We got to the bivvy ledge at about 4:30pm. Two pitches left, one of (maybe) C2 climbing and then one of (maybe) A0 bolt ladder put in my Layton Kor who was 6'4" so not really a bolt ladder...then some 4th class to the summit. With only another 3 hours of sunlight we decided to turn around. I called Miguel's Baja Grill back in Moab and made a reservation for 9:00pm. Joey pulled out a reading to whet our conscience.
THE ART OF JUGGLING CORPSES. — Power concerns the organization, arrangement, and distribution of material objects in physical space. Whatever ideas and ideals are brought to bear on this process are necessarily corrupted and weighed down by their contact with decaying matter. Politics, in other words, is the art of juggling corpses and anyone whose highest value is power stinks of the grave." - Hans Abendroth, translated from German in 1972 by Bettina Muller
P7 (5.7 C2, 80')
P8 (5.8 A0, 100')
A short single-rope rappel to The Duck brought us to the start of the 3 rappel descent of the gully. I don't really want to describe this in full, but the first rappel rings are wildly low and unaccessible. We built a handline from cord to lower ourselves down to it and left the cord there. I hope it comes in handy for others.
The first rappel from The Duck is just about 110' (its short, yes...but don't keep going). The next is longer, maybe 180', and the final is short again, maybe 100'. Rocks fell everywhere. It was pretty heinous. There were random bolts everywhere so I suppose if you didn't flesh out the rap sequence well you could still get away with it rapping off of a single bolt or something of the like.
We then decided to disorganizedly gather our shit from the base and continue rappelling West from the base on the same route I'd done alone the previous day. Another 200' rappel and 50'er brought us to the main hiking trail on the West side of The Titan. Grounded.

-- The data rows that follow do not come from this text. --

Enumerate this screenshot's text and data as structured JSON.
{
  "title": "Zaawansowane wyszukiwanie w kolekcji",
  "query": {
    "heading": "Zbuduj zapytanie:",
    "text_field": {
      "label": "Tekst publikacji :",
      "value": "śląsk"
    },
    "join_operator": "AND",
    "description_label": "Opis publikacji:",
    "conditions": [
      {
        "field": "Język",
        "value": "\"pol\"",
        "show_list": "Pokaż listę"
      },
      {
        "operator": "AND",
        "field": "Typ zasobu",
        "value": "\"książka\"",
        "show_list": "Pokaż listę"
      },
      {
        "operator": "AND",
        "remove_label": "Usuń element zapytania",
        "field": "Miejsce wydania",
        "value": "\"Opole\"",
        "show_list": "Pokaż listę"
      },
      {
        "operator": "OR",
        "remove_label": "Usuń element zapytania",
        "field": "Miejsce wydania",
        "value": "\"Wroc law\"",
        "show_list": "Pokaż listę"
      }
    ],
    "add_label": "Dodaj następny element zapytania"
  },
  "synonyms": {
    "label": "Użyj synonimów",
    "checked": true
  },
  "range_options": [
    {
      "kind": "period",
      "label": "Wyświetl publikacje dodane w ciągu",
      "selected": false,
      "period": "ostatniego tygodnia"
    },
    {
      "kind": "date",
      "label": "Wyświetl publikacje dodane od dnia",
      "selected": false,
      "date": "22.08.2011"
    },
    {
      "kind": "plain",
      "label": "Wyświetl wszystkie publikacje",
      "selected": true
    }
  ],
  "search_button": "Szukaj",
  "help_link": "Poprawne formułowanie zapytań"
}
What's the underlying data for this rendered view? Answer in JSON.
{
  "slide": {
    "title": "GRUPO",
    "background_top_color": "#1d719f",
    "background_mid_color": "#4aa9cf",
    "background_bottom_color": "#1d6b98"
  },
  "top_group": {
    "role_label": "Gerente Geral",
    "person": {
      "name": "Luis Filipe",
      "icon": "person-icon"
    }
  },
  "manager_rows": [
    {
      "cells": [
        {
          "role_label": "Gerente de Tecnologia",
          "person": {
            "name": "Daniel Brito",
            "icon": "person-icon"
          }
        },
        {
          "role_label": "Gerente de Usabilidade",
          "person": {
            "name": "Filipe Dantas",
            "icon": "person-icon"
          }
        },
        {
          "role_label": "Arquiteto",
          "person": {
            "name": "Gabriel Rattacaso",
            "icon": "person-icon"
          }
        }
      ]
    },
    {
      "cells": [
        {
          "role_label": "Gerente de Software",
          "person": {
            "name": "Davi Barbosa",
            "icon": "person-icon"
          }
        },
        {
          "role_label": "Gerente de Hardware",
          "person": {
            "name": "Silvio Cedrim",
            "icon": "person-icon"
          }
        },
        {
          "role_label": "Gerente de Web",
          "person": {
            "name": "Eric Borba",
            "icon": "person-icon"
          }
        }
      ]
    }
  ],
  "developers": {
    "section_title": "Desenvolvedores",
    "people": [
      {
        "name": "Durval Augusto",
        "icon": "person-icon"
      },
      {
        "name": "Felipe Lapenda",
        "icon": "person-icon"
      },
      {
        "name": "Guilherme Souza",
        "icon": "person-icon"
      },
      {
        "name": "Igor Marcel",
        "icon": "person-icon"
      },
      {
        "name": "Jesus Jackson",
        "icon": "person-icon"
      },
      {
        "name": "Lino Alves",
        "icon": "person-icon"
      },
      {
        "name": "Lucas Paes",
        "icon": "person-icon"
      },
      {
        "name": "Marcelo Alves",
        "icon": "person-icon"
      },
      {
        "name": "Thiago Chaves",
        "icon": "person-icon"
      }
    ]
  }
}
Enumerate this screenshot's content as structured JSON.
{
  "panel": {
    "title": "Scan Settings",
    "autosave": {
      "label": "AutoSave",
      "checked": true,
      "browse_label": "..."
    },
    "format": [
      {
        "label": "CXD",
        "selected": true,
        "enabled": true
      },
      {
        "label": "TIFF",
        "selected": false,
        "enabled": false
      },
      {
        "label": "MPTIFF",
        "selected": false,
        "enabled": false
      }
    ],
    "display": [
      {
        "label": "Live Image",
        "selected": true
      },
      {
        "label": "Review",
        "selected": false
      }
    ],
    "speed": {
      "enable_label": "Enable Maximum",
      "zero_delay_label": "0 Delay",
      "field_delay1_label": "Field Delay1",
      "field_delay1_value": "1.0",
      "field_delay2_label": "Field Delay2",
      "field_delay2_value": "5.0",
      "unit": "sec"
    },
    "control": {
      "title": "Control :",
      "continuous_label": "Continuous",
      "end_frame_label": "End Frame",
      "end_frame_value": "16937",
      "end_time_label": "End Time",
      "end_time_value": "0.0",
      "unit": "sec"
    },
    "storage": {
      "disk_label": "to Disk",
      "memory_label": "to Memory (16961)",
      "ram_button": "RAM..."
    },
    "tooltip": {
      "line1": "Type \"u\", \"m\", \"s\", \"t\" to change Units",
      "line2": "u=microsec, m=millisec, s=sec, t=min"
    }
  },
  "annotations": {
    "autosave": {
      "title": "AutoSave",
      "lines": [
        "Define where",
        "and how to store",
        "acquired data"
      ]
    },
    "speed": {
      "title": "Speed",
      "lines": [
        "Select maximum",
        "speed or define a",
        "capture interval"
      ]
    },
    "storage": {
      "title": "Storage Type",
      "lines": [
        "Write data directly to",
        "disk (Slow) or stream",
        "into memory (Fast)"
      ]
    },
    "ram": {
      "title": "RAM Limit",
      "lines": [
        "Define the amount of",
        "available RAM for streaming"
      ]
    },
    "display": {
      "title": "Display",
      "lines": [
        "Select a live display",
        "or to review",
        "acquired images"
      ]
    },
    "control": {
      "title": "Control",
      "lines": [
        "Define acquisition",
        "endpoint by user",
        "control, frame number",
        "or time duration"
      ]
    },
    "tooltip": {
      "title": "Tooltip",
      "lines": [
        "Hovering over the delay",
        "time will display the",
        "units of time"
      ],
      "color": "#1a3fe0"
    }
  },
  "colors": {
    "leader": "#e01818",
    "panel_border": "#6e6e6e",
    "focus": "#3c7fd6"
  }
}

On the long tired hike back after two days of dancing with the tower we all agreed that it was the most real climbing experience we'd ever had. Most modern rock climbs are vacuous symbols of adventure. In our cultural consciousness they represent adventure, yet with the excessive information, media, and guidebooks outlining the difficulty of each section, where the belays are supposed to be, what gear to bring, etc. they in some ways lack qualities that make adventures adventures. For me, good adventures don't have maps. In this way, what made this feel more real was that, although we had access to some information about the climb - two guidebooks and Mountain Project - each one said something different about each section of the climb. Sections that were A0 in one were A2 in the next. Each had the pitches broken down in different arrangements. Held together, we had a relatively useless jungle of information. And of course, there was some obvious adventure born out of having never aid climbed before.
Back at the parking lot it was dark and starry and we were sweating. Nothing about the attempt felt like a failure. We took our shirts off and stood with eyes closed and hands on our heads. I'm never fucking climbing that thing again. I think we'll be back.
Sit down bitch, be humble. - K.Dot
Aid Rating Reference:
- A0/C0: Pulling on solid protection, often without the use of aiders.
- A1/C1: Easy aid. No risk of any piece of protection falling out. Safe falls.
- A2/C2: Moderate aid. Short sections of tenuous placements above good protection.
- A2+/C2+: May include easier A3 moves but is not as hard enough to be rated as such.
- A3/C3: Hard aid. Involves many tenuous placements in a row.
- A4/C4: Runout, complex, and time-consuming. Many bodyweight placements.
- A5/C5: Seriously hard aid. Huge falls with lethal results.
[Note: An "A" means that unremovable gear (bolts, pitons, etc.) must be used. A "C" means that it may be climbed entirely with gear that may be cleaned by a follower.]